▸ **YOUR OBJECTIVE**: Can you pull out each line of the data below that includes the word "Declarada"?
___ RAW DATA
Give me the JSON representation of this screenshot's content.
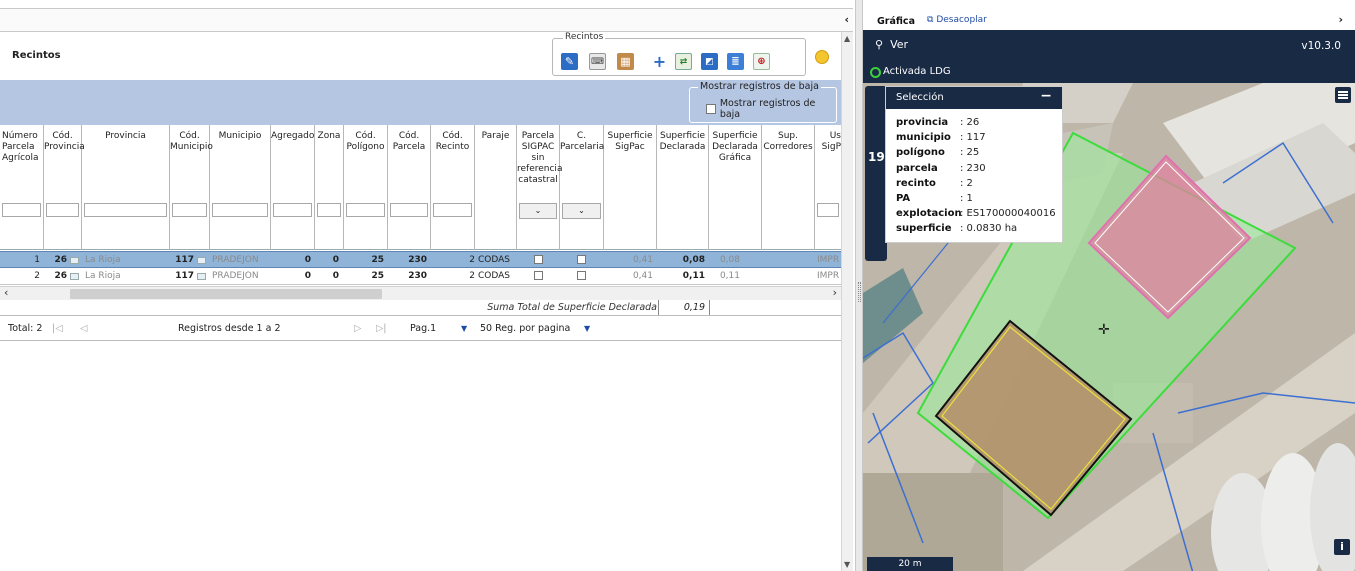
{
  "left": {
    "title": "Recintos",
    "collapse_glyph": "‹",
    "toolgroup_label": "Recintos",
    "baja": {
      "group_label": "Mostrar registros de baja",
      "check_label": "Mostrar registros de baja"
    },
    "columns": [
      "Número Parcela Agrícola",
      "Cód. Provincia",
      "Provincia",
      "Cód. Municipio",
      "Municipio",
      "Agregado",
      "Zona",
      "Cód. Polígono",
      "Cód. Parcela",
      "Cód. Recinto",
      "Paraje",
      "Parcela SIGPAC sin referencia catastral",
      "C. Parcelaria",
      "Superficie SigPac",
      "Superficie Declarada",
      "Superficie Declarada Gráfica",
      "Sup. Corredores",
      "Us SigP"
    ],
    "select_glyph": "⌄",
    "rows": [
      {
        "num": "1",
        "cprov": "26",
        "prov": "La Rioja",
        "cmun": "117",
        "mun": "PRADEJON",
        "agr": "0",
        "zona": "0",
        "pol": "25",
        "par": "230",
        "rec": "2",
        "paraje": "CODAS",
        "sigpac": "0,41",
        "decl": "0,08",
        "grafica": "0,08",
        "uso": "IMPR"
      },
      {
        "num": "2",
        "cprov": "26",
        "prov": "La Rioja",
        "cmun": "117",
        "mun": "PRADEJON",
        "agr": "0",
        "zona": "0",
        "pol": "25",
        "par": "230",
        "rec": "2",
        "paraje": "CODAS",
        "sigpac": "0,41",
        "decl": "0,11",
        "grafica": "0,11",
        "uso": "IMPR"
      }
    ],
    "sum_label": "Suma Total de Superficie Declarada",
    "sum_value": "0,19",
    "pager": {
      "total": "Total: 2",
      "first": "|◁",
      "prev": "◁",
      "range": "Registros desde 1 a 2",
      "next": "▷",
      "last": "▷|",
      "page": "Pag.1",
      "page_caret": "▼",
      "per_page": "50 Reg. por pagina",
      "per_caret": "▼"
    }
  },
  "right": {
    "tab": "Gráfica",
    "detach": "Desacoplar",
    "chevron": "›",
    "ver_label": "Ver",
    "version": "v10.3.0",
    "ldg": "Activada LDG",
    "badge": "19",
    "selection": {
      "title": "Selección",
      "min": "−",
      "items": [
        {
          "k": "provincia",
          "v": ": 26"
        },
        {
          "k": "municipio",
          "v": ": 117"
        },
        {
          "k": "polígono",
          "v": ": 25"
        },
        {
          "k": "parcela",
          "v": ": 230"
        },
        {
          "k": "recinto",
          "v": ": 2"
        },
        {
          "k": "PA",
          "v": ": 1"
        },
        {
          "k": "explotacion",
          "v": ": ES170000040016"
        },
        {
          "k": "superficie",
          "v": ": 0.0830 ha"
        }
      ]
    },
    "scale": "20 m",
    "info": "i"
  },
  "icons": [
    "edit-icon",
    "keyboard-icon",
    "map-icon",
    "add-icon",
    "split-icon",
    "draw-icon",
    "list-icon",
    "zoom-icon",
    "gold-circle-icon",
    "hamburger-icon",
    "info-icon",
    "crosshair-icon"
  ],
  "colors": {
    "nav_dark": "#192a45",
    "row_selected": "#8fb4d8",
    "band": "#b5c6e2",
    "parcel_green": "#3ddc3d",
    "pink": "#e070b0",
    "brown": "#b48c69"
  }
}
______
▸ **WRITTEN ANSWER**:
      "Superficie Declarada",
      "Superficie Declarada Gráfica",
    "sum_label": "Suma Total de Superficie Declarada",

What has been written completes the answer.